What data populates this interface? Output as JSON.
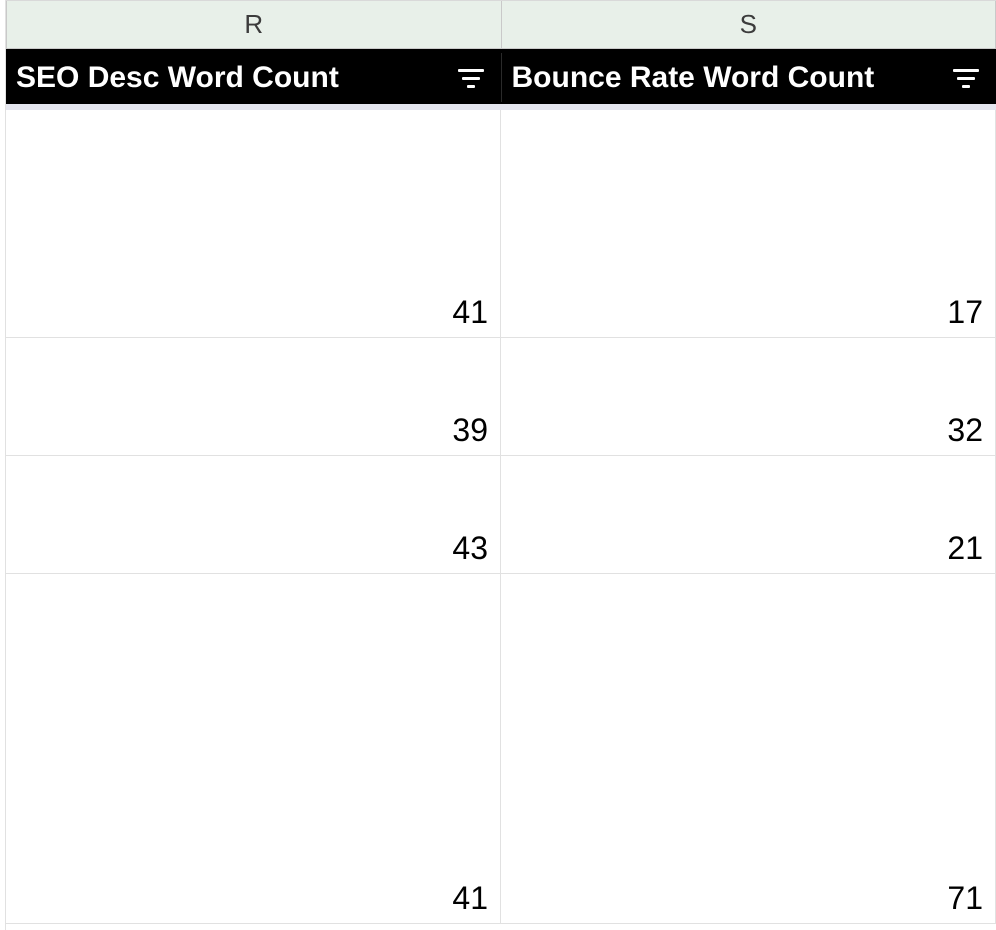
{
  "columns": [
    {
      "letter": "R",
      "header": "SEO Desc Word Count"
    },
    {
      "letter": "S",
      "header": "Bounce Rate Word Count"
    }
  ],
  "rows": [
    {
      "r": "41",
      "s": "17"
    },
    {
      "r": "39",
      "s": "32"
    },
    {
      "r": "43",
      "s": "21"
    },
    {
      "r": "41",
      "s": "71"
    }
  ]
}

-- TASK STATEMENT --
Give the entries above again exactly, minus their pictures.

-- OUTPUT FOR THIS EXERCISE --
What data populates this interface? Output as JSON.
{
  "columns": [
    {
      "letter": "R",
      "header": "SEO Desc Word Count"
    },
    {
      "letter": "S",
      "header": "Bounce Rate Word Count"
    }
  ],
  "rows": [
    {
      "r": "41",
      "s": "17"
    },
    {
      "r": "39",
      "s": "32"
    },
    {
      "r": "43",
      "s": "21"
    },
    {
      "r": "41",
      "s": "71"
    }
  ]
}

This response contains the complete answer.